So we’ve dressed up as witches cats (was that just me?), trick or treated, eaten all the leftover sweets and now it’s full speed ahead to Christmas. But wait, there are all those cute little pumpkins and squashes we bought to decorate our home (and, if you’re me, adorn your Instagram feed)! And it’s such a shame as most of them will get thrown away. Before they go in the bin, though, consider the beautiful, autumnal thing that is pumpkin butter. Even better, consider using it to make the very delicious, frothy and warming pumpkin spice skinny latte with new Arla BOB milk.
More and more recently, I’m finding we’re becoming a two-dinner family. The boys are both busy with college, and both have a part-time job, so it’s often just Mr E and I for dinner. If we’re dining a deux, I’m a bit prone to just grill salmon or bake chicken and serve it with rice and veggies, so I was delighted for a bit of inspiration in the form of these lovely little mini roasts. This one is pistachio and orange crusted lamb and it was so delicious, and it felt so decadent eating it midweek too – like a stay at home date night!
One of the nice things about turning the corner into autumn again is that I feel justified in reintroducing the Sunday roast. We absolutely adore lamb and I’m really chuffed that the chaps at Welsh lamb have asked me to be one of their ‘Llambassadors‘ (I know, right? Love it). While I don’t feel that it’s quite cold enough yet to indulge in the whole roast lamb/roast potatoes/gravy/piles of veg thing, one of our favourite ways to cook lamb is long and slow, until it basically just falls apart into soft melty chunks. This recipe features a slow roasted shoulder of Welsh lamb with mint chimichurri and pickled plums all of which are perfect for stuffing into soft flour tortillas.
- Weekend wishlist: autumnal interiors September 23, 2017
- Halloumi, olive and mint pizzas September 21, 2017
- Jamaican jerk chicken with caramelised pineapple salsa September 19, 2017

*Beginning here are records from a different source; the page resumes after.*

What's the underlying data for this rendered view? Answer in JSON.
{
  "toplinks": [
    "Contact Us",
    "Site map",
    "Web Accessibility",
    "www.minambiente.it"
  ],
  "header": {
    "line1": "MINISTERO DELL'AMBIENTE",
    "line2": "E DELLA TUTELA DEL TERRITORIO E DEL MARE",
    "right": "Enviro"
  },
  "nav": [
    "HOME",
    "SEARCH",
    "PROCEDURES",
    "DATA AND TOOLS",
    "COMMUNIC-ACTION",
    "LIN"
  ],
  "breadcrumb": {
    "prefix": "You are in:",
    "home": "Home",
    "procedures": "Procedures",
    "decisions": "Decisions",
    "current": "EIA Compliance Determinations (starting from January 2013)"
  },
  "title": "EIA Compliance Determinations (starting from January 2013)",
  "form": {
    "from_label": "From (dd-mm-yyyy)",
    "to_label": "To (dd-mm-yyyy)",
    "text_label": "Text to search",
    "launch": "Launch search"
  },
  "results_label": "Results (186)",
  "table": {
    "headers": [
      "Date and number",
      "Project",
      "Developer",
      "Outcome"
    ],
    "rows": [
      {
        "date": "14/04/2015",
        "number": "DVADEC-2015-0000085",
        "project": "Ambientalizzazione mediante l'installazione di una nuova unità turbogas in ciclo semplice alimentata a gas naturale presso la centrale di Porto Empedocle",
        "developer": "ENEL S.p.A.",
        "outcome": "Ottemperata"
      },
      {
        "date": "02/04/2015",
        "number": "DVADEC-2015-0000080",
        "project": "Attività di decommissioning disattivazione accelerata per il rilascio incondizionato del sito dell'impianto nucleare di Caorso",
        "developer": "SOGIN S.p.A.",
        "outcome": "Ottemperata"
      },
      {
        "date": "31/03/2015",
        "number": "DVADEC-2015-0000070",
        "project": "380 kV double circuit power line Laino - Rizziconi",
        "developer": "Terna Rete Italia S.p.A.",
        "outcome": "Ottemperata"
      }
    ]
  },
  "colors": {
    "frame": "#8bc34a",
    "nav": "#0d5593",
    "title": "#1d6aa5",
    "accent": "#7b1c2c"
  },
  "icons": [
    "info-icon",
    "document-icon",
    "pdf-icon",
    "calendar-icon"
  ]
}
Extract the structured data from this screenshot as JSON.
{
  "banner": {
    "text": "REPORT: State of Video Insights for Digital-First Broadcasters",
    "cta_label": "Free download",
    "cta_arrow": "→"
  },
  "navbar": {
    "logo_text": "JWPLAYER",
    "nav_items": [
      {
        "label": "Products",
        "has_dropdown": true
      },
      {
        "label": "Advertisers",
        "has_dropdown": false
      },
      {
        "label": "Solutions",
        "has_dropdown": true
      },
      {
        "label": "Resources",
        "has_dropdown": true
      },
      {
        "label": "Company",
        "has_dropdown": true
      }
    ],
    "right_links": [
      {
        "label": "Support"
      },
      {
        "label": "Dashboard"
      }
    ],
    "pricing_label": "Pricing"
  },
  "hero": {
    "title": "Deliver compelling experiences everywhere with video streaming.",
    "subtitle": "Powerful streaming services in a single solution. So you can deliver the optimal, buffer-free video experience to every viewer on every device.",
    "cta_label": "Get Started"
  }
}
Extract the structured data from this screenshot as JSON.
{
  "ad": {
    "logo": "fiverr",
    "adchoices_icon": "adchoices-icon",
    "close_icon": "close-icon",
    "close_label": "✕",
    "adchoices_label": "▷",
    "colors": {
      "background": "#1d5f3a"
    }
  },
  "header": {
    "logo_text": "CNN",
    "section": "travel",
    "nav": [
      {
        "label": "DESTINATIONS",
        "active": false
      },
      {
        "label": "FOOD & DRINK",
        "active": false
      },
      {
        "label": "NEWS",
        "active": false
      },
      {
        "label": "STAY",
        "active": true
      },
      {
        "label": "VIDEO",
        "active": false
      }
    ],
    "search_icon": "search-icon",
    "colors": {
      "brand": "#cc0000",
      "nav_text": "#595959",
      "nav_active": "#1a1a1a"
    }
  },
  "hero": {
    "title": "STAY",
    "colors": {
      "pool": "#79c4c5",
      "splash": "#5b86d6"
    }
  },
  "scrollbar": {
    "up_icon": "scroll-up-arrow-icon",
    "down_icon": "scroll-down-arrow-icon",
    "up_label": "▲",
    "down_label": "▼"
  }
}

- Weekend wishlist: new season beauty recommendations September 16, 2017
- Apple, plum and blackberry crumble September 14, 2017